- [Task material]
"""

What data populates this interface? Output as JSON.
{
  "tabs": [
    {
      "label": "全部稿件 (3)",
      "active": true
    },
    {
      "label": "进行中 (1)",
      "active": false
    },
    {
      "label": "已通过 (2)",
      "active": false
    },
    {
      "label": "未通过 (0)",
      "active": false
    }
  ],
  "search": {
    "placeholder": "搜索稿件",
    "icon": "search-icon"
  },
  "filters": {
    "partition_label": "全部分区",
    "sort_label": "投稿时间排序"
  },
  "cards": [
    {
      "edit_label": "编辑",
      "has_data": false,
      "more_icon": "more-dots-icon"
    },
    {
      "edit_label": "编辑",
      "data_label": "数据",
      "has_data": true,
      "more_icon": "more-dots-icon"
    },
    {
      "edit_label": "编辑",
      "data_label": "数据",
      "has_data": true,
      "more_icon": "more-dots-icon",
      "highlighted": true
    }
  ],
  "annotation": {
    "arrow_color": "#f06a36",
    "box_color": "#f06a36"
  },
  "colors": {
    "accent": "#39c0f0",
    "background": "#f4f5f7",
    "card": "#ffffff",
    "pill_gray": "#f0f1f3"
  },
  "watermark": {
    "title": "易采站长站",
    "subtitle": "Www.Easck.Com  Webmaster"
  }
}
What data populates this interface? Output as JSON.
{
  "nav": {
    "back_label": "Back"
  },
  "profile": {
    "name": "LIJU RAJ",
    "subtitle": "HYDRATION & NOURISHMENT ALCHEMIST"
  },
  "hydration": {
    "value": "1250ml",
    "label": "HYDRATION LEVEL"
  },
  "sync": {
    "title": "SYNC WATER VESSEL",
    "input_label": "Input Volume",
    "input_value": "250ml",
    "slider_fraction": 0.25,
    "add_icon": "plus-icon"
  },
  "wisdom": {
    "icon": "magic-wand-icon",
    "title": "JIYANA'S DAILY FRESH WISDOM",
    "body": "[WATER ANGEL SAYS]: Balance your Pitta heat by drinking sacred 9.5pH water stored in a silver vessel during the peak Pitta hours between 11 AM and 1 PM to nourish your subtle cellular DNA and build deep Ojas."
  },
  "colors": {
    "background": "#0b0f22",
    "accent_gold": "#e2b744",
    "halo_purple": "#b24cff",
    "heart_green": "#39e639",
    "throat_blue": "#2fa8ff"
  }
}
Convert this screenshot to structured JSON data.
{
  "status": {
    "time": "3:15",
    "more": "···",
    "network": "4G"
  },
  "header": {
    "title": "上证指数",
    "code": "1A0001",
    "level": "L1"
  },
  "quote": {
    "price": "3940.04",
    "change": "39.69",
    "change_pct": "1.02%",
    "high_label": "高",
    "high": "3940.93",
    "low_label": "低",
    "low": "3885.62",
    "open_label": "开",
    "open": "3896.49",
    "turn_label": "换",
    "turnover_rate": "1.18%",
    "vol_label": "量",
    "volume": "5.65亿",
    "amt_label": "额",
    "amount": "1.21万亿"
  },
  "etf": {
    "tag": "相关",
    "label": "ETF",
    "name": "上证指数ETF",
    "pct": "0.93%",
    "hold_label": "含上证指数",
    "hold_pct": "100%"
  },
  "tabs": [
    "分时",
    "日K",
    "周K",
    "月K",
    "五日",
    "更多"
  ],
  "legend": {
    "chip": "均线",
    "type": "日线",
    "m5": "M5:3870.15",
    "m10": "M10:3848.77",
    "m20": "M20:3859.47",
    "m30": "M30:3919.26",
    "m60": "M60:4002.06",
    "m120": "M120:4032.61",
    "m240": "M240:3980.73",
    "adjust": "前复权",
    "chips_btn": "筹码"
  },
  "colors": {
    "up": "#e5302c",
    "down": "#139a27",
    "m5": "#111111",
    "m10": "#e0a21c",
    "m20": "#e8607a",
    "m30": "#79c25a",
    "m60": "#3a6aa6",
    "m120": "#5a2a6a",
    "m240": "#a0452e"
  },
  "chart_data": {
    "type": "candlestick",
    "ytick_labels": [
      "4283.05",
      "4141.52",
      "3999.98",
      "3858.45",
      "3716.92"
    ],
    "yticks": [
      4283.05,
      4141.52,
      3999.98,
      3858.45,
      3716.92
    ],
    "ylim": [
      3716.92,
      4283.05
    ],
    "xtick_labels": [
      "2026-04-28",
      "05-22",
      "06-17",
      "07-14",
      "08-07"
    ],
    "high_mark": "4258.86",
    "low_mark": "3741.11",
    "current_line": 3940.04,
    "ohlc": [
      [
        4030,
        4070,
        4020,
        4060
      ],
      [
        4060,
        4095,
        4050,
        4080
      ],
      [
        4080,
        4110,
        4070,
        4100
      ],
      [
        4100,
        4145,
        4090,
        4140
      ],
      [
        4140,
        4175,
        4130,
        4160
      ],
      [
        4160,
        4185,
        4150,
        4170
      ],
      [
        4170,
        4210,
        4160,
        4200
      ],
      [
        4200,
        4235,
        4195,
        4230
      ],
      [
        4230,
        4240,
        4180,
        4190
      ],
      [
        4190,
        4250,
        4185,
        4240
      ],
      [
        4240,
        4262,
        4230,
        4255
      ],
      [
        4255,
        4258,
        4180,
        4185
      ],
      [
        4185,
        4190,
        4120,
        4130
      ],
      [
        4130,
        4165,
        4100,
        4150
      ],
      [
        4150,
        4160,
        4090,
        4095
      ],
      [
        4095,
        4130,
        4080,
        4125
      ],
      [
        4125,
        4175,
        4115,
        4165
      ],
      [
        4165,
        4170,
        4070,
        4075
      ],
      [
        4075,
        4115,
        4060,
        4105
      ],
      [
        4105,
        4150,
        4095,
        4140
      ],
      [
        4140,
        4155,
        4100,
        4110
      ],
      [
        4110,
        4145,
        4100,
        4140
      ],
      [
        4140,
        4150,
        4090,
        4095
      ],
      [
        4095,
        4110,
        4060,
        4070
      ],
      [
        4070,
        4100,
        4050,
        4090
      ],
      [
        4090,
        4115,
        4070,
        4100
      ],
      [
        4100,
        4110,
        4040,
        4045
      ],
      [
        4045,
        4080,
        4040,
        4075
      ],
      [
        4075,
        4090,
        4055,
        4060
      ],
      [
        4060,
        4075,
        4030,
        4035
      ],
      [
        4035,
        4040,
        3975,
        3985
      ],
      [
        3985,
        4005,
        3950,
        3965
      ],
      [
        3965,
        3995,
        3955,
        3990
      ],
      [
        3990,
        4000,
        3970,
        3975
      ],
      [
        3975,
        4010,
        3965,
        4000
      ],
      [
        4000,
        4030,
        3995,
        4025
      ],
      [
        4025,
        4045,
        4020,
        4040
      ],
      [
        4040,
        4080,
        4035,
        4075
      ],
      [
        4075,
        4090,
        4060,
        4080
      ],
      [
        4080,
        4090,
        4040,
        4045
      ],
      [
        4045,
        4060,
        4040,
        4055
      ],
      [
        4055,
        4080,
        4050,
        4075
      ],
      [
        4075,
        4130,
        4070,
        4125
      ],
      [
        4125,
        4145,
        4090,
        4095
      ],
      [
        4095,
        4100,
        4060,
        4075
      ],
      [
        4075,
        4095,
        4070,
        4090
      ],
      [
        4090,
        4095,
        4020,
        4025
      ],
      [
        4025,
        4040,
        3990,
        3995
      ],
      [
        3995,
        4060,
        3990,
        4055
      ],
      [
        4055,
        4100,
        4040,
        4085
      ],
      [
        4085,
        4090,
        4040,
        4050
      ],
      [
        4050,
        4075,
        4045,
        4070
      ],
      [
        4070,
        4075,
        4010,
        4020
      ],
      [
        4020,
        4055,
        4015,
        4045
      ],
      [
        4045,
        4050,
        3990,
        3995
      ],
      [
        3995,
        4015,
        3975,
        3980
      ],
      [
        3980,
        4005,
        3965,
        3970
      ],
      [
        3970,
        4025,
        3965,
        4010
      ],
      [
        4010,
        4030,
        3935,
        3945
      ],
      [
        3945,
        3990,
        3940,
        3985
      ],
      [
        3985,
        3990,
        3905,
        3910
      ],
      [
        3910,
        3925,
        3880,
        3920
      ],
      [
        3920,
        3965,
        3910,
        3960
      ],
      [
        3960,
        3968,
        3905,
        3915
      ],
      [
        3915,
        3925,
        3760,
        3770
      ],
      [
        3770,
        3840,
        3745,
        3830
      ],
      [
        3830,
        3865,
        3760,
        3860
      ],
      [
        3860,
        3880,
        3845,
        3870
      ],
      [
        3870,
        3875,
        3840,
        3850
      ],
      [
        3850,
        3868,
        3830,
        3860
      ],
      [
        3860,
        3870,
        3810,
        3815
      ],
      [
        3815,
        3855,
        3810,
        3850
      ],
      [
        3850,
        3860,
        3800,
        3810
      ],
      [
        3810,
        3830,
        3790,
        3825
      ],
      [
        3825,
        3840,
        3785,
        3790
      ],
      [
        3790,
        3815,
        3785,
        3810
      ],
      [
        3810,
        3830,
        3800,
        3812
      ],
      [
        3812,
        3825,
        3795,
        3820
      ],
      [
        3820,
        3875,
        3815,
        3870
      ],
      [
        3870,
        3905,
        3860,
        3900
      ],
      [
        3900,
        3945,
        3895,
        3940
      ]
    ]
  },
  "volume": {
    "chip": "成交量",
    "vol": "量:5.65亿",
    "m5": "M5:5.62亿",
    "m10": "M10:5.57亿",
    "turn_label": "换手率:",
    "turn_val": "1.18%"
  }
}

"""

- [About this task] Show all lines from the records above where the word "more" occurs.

- [Reply]
      "more_icon": "more-dots-icon"
      "more_icon": "more-dots-icon"
      "more_icon": "more-dots-icon",
    "more": "···",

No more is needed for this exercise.